I do however have a lot of seeds. I actually have quite a few intentionally cross pollinated apple seeds this year. These are crosses that I think are promising for some reason. I can’t grow many more seedlings, so this is a way to get crosses that I think are promising out into the world. The usual caveats apply. Even with intentional crosses, you just don’t know what you are going to get. Some will be bad, some good and probably the great minority will be worthy of further propagation. I also use some fairly primitive genes in the red fleshed apples, which very likely reduces the overall success rate. The Open Pollinated seeds, those that have an unknown parent pollinated by bees, are even more of a gamble. They might be pollinated by any of 100 or more random varieties. Of course the high variability of apples is what makes them appealing to grow from seed as well, because with that randomness comes a lot of possibility.

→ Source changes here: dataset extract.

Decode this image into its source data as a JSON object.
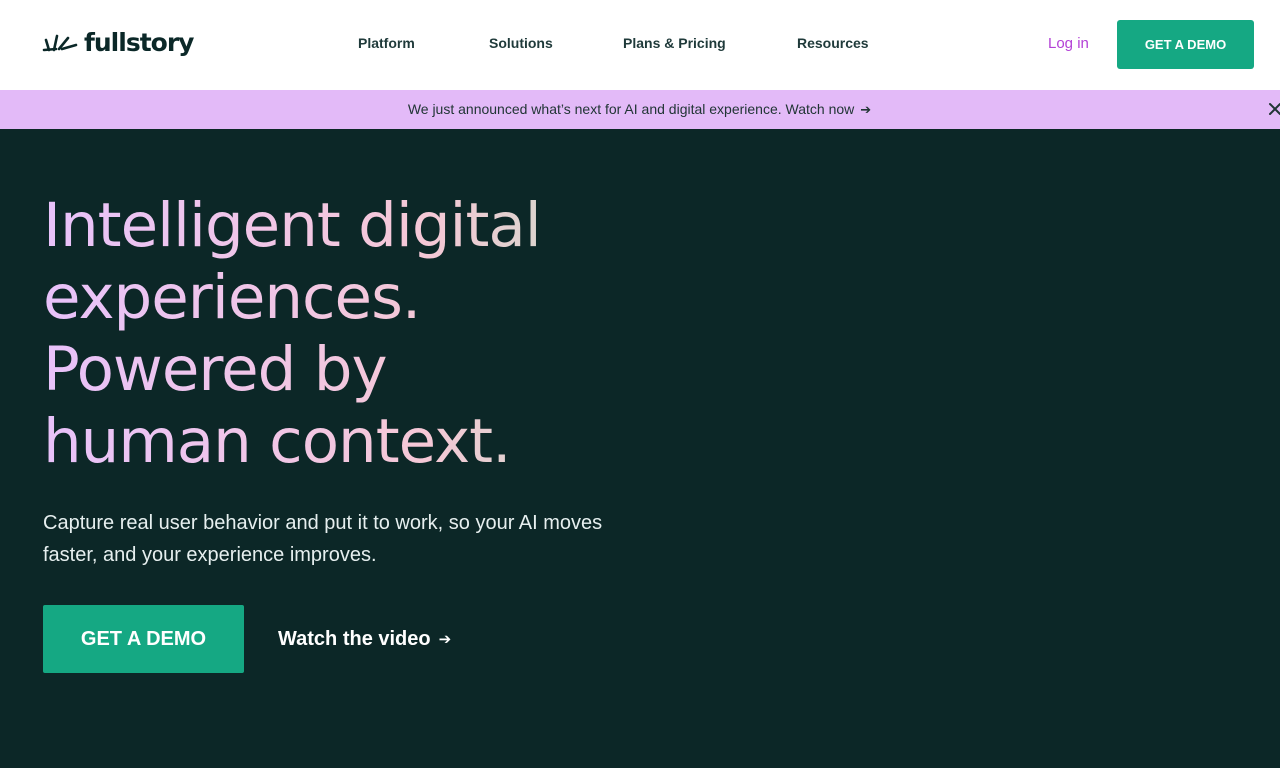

The pollen is from last year, stored in a freezer. I can’t vouch for it’s potency or viability. I’ve kept pollen at room temperature for a year and used it successfully before, but not frozen. Freezing should keep it better, but it’s an experiment and I’ll be assessing the potency and viability of this frozen pollen myself this year. I may just collect pollen, freeze it and sell it the following year from now on, since it’s hard to get it all picked, dried and sent out in time for use the same spring.
International shipping: Scions I will send to the lower 48 United States and Alaska only. I will ship seeds and pollen internationally, but I won’t be responsible for the shipments not arriving if they are seized by customs, and I won’t lie on the customs forms about the contents. It is very expensive to ship seeds internationally, I remember recent seeds being about 13.00 U.S. Dollars to send. If you live outside the U.S. place your order in the webstore and check out, then I’ll figure out the postage and we’ll adjust the cost.
Here is the link to the webstore: http://skillcult.com/store/